The problem:
Every line of the entries with the word "JSON" in it should be shown.
======
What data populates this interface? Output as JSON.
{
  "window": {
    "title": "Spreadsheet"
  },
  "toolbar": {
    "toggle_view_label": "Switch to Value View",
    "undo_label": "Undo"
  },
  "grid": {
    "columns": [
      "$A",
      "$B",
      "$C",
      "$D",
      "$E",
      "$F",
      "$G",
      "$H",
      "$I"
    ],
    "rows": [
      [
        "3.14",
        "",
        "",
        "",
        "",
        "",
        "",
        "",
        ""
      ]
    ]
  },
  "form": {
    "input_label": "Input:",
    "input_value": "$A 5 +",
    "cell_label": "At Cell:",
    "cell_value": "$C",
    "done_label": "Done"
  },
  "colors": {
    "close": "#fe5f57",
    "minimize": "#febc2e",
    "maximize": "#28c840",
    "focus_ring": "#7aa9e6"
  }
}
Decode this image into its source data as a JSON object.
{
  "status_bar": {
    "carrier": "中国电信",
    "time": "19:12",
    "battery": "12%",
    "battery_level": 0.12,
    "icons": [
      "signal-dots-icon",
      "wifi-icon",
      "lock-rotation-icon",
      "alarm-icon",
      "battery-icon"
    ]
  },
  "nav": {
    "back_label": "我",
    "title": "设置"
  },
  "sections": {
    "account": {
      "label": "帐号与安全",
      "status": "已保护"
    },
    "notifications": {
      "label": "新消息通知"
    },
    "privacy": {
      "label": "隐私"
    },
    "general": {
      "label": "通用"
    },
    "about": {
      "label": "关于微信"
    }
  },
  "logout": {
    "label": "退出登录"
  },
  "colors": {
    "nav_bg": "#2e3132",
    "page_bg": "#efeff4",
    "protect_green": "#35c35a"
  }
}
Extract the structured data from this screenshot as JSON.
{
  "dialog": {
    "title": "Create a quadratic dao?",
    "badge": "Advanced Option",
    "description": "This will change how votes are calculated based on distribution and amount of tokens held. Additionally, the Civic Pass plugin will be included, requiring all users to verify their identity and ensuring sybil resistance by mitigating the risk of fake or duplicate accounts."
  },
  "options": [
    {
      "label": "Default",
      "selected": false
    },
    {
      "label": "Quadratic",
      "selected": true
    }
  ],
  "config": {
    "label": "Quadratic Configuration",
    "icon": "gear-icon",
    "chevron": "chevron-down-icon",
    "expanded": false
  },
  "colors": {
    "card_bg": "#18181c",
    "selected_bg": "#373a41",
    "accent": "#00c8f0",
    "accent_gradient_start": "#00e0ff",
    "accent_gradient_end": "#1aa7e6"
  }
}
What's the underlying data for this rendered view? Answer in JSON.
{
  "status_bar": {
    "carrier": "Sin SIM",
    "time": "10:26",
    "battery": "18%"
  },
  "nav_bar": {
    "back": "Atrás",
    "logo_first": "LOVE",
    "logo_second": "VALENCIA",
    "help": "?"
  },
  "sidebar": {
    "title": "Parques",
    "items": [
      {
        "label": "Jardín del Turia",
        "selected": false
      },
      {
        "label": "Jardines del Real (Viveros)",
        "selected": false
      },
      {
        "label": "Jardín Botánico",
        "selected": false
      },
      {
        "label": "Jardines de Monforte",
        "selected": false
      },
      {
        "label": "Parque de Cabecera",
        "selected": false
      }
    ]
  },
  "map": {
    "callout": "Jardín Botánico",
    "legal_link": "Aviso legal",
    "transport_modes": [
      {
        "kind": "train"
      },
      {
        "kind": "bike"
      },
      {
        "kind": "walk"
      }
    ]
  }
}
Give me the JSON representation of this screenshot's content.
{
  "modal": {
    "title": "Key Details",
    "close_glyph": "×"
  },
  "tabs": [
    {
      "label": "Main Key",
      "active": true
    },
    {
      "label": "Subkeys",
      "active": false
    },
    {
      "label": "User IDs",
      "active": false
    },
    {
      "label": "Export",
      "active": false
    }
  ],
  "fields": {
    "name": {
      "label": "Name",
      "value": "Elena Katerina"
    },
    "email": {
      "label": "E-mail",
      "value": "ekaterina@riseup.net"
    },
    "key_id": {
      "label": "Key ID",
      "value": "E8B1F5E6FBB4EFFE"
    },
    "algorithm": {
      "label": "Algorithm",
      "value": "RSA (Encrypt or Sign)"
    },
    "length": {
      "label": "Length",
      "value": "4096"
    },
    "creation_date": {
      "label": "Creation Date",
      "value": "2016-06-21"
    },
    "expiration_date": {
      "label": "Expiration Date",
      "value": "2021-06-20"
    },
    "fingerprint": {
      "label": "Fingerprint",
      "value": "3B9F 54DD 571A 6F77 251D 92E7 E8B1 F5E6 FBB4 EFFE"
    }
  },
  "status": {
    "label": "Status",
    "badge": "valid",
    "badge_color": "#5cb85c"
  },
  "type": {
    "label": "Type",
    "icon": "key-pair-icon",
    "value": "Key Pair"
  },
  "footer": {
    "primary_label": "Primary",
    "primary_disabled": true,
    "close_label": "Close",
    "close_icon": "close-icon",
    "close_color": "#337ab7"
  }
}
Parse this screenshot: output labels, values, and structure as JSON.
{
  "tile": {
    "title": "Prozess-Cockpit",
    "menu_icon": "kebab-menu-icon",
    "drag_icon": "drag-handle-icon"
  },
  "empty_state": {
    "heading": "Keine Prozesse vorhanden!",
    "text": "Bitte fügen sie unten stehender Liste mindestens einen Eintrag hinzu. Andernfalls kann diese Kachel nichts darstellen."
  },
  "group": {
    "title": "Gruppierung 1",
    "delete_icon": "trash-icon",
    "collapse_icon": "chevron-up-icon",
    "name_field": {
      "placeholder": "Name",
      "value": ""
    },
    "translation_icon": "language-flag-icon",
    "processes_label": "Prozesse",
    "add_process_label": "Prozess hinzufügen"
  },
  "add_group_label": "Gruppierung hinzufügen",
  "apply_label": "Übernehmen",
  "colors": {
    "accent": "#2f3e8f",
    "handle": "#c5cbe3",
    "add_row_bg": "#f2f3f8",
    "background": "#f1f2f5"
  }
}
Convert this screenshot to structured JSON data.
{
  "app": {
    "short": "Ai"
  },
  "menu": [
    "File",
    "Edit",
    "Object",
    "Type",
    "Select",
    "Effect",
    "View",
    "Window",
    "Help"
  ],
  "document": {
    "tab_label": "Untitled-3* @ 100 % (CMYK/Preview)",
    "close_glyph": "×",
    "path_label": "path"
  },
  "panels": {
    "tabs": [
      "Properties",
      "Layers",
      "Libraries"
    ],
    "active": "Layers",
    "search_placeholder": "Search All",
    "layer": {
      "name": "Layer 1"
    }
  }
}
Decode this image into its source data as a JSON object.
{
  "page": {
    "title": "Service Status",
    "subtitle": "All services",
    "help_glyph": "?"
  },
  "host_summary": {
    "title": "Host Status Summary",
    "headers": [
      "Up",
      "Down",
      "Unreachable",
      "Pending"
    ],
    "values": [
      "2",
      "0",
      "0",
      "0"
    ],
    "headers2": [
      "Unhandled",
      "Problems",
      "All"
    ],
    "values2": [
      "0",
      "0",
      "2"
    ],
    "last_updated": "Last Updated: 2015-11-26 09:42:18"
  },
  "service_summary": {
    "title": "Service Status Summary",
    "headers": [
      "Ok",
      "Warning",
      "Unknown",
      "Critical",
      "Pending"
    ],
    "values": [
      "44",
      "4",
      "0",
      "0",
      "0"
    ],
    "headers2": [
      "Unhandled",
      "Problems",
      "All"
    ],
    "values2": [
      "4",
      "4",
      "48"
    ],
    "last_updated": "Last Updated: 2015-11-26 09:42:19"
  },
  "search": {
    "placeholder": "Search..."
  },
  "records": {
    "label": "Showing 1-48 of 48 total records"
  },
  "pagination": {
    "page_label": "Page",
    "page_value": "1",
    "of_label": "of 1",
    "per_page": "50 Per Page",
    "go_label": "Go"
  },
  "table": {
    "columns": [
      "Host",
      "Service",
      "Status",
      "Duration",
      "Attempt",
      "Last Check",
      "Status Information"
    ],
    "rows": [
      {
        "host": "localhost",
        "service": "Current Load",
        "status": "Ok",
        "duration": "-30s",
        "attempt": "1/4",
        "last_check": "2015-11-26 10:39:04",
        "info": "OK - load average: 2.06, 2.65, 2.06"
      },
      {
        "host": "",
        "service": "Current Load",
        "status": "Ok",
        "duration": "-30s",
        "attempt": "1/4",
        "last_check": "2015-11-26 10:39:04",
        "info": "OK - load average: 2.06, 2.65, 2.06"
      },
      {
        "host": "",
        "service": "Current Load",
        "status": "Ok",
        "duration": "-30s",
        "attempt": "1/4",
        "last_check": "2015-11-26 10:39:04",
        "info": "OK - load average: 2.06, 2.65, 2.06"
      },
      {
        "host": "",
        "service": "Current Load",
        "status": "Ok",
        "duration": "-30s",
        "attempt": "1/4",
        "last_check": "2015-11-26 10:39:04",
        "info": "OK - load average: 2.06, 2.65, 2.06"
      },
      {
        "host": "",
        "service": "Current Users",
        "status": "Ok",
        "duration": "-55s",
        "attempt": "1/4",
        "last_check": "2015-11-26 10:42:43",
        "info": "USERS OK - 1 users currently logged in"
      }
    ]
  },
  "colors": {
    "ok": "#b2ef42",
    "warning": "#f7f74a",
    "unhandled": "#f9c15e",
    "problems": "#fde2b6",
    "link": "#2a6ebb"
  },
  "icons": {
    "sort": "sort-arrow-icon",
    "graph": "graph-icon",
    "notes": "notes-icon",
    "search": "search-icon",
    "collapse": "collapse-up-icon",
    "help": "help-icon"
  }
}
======
Result of this task:
What data populates this interface? Output as JSON.
Decode this image into its source data as a JSON object.
Extract the structured data from this screenshot as JSON.
What's the underlying data for this rendered view? Answer in JSON.
Give me the JSON representation of this screenshot's content.
Parse this screenshot: output labels, values, and structure as JSON.
Convert this screenshot to structured JSON data.
Decode this image into its source data as a JSON object.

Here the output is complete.